**Task**
The answer must be the number of lines in the listing below that contain "Simple", and nothing else.

**Data listing**
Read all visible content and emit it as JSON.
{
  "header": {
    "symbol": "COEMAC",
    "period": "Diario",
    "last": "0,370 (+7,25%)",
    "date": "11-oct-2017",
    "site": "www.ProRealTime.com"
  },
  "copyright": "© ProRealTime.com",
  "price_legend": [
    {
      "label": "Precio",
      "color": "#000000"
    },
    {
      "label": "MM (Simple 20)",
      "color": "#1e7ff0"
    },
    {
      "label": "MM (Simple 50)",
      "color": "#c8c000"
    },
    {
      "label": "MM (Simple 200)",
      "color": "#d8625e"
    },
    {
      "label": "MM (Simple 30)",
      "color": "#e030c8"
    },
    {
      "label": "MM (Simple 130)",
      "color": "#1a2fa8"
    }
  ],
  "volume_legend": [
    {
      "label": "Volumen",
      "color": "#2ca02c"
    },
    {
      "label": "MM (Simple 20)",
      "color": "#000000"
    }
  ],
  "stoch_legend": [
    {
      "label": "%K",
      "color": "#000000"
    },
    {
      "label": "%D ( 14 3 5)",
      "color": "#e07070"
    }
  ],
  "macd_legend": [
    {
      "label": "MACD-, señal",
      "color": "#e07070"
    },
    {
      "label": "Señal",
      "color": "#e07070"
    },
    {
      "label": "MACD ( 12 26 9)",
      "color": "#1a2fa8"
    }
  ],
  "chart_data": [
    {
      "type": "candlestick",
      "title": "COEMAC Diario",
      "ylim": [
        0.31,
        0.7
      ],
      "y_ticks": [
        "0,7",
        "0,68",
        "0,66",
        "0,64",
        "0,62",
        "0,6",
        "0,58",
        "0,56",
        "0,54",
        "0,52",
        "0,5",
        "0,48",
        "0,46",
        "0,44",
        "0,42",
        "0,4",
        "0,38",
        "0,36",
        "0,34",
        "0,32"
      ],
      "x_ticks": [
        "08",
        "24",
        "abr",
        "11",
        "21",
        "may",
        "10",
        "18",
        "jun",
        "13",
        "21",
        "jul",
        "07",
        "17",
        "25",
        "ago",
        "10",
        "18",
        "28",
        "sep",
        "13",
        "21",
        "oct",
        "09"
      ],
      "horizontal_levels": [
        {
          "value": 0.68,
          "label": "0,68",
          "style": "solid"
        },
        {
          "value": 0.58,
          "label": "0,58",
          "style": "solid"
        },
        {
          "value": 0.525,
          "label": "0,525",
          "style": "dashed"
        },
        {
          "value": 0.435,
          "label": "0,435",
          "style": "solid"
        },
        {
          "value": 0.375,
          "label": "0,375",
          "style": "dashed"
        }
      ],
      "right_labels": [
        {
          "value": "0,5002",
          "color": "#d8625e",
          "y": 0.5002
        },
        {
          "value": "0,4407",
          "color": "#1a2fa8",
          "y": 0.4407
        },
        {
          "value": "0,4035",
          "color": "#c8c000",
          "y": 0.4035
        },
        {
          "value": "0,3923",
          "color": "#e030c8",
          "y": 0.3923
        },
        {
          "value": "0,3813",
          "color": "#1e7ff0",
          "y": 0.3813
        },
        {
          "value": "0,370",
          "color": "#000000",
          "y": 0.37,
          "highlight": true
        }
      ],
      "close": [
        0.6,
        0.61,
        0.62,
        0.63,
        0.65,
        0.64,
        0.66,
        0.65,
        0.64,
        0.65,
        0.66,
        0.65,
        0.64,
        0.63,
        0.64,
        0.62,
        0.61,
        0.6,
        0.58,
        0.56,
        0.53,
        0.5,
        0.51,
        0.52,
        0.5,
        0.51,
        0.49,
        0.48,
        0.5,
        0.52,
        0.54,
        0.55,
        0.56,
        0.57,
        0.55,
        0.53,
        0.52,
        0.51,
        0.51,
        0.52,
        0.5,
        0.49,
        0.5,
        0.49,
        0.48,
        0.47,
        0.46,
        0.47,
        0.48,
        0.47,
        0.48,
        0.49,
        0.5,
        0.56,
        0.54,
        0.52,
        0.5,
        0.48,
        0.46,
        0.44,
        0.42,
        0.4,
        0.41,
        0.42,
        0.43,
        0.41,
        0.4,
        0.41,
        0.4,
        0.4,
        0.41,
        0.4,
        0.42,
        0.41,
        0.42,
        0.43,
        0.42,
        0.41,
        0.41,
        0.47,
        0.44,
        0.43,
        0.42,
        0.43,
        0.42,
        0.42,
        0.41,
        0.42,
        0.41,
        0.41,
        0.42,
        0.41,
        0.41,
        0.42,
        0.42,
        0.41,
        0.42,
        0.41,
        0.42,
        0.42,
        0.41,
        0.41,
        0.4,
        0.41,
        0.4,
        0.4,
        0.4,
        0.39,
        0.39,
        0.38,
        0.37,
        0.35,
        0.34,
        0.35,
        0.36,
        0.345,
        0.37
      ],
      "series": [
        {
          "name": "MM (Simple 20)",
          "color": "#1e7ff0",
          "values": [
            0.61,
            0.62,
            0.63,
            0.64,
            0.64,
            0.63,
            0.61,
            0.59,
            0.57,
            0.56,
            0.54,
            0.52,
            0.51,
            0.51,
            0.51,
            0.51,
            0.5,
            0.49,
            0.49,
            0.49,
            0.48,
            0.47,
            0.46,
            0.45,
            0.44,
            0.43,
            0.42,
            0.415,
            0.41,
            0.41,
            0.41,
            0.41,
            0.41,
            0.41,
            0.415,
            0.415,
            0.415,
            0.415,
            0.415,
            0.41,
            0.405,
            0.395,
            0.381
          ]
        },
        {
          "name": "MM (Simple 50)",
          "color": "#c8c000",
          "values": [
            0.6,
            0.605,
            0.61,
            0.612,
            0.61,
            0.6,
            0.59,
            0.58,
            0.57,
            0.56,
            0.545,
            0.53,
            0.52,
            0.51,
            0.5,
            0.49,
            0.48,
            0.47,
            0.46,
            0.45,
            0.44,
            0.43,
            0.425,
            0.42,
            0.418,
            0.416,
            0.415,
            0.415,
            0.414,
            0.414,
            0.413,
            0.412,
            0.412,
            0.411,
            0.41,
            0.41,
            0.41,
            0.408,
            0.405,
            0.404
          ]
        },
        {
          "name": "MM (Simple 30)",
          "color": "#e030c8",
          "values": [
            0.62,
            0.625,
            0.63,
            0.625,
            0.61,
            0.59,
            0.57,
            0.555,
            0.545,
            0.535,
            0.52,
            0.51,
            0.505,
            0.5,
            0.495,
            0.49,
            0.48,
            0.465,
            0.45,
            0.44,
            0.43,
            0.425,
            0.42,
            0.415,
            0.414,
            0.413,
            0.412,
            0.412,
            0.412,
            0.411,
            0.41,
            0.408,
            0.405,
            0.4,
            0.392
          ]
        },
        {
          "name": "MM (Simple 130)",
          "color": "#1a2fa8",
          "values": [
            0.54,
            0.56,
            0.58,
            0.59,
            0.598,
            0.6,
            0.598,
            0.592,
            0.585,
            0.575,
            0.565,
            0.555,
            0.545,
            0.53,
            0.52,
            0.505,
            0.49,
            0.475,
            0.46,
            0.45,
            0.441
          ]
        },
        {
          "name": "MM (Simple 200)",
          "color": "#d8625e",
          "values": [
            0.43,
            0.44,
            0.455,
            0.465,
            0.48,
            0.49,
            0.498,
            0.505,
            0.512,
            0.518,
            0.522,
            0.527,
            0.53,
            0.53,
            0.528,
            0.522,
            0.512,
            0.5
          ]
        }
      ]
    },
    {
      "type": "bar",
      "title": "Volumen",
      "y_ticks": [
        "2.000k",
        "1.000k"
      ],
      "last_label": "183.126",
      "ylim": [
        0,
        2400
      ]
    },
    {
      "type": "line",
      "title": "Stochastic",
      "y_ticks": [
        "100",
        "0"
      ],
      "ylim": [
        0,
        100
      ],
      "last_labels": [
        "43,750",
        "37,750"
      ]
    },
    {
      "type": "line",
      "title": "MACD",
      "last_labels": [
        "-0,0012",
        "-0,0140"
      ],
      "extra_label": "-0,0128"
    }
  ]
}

**Solution for this exercise**
11